To the show’s credit, they acknowledge this aspect of his character by giving this salient bit of narration to Marco Polo: “To make matters worse, the old doctor continually shows his disapproval of my action by being both difficult and bad-tempered. For three days now, during which time we have covered no more than thirty miles, I have had to endure his insults.”
Welcome to the team. Just be grateful he hasn’t tried to kill you yet. Ask Barbara about that.
We learn a bit more about Susan, too, which is nice, but what we learn really just serves to confuse what we thought we already knew. We were led to believe she was a child genius whose knowledge far surpasses her teachers’. However, she’s never heard of Kublai Khan, seems genuinely confused by the differences between Europeans and Asians, and actually claims to have never seen a moonlit night.
I don’t want to be too hard on this story, though. (Too late?) I said I liked it, and I did! I like that the overarching narrative of the story is given to Marco Polo. His journal entries serve as voice-over narration, which brings a fresh and unique perspective to the show.
There are also some charming scenes of The Doctor and Kublai Khan together. They are both frail, crotchety old men who hit it off remarkably well. The scene of the two of them playing backgammon together is adorable. Of course, we have to ignore the fact that, historically, Kublai Khan was about 55 at this time, so his portrayal as a geriatric emperor isn’t entirely accurate.
I also really enjoyed the music for this story, which relies heavily on traditional Chinese instruments, such as the guzheng and pipa.
Again, this might be due to the nature of the reconstruction, but the story really began to drag about halfway through. Somewhere around the fourth or fifth episode, I lost almost all interest.
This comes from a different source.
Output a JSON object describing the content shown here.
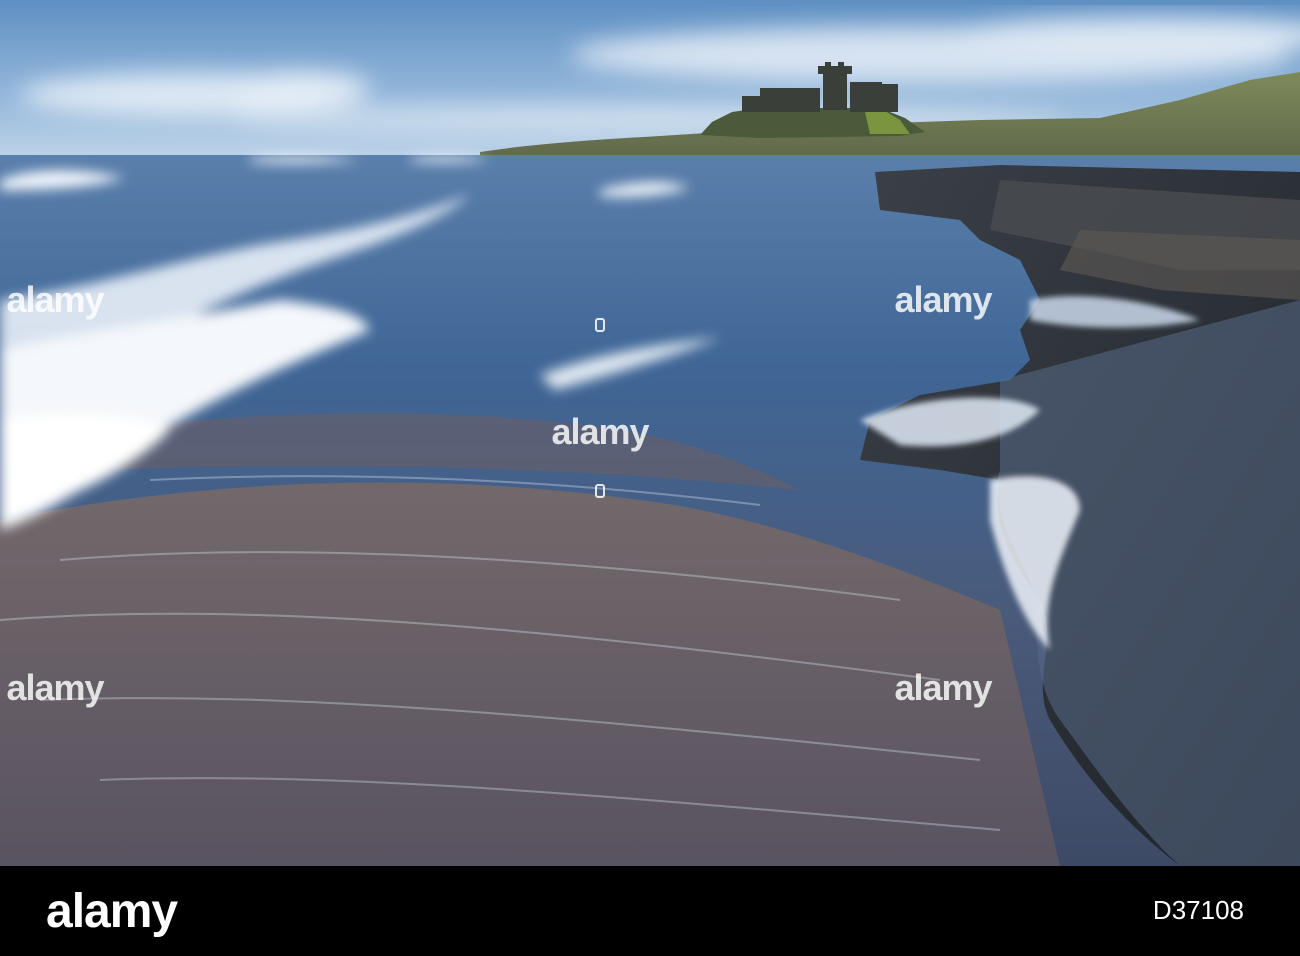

It didn’t help matters that the story could have easily ended with the fifth episode, but thanks to a few completely unnecessary plot devices, it continues for another hour.
In the end, it just went on too long and then, ironically, ended very abruptly. Seriously, the ending felt like it came out of nowhere. We got an extended swordfight scene, and then suddenly the gang was all aboard a fading TARDIS. Zai jian!
Despite my complaints, “Marco Polo” gives me hope. I’m thrilled to enter unwatched territory and truly experience Classic Who for the first time. Our characters are slowly getting fleshed out and coming into their own, and I know that there will be several more historical stories to come. I’m excited for them.
Bring it on!
The verdict is in: “Marco Polo” is a charming story, warts and all, to both fans of the classic series and those more acquainted with the newer series. In this episode we’re shown the beginning of what will become a trend in the classic series, episodes set in the past without any alien or supernatural presence. Just people, doing what people do, with our protagonists getting caught in the middle. In a way I (Mark) miss those episodes. It was a simpler time, when budget issues were solved by borrowing sets from the other period dramas rather than heavy use of CGI. From here we move back into the future with “The Keys of Marinus,” a story that still exists.
In the meantime, if any of you (or your older relatives) were fans of the classic series, double-check your attics. If you happen to have a recording of Marco Polo, the fandom will be forever in your debt.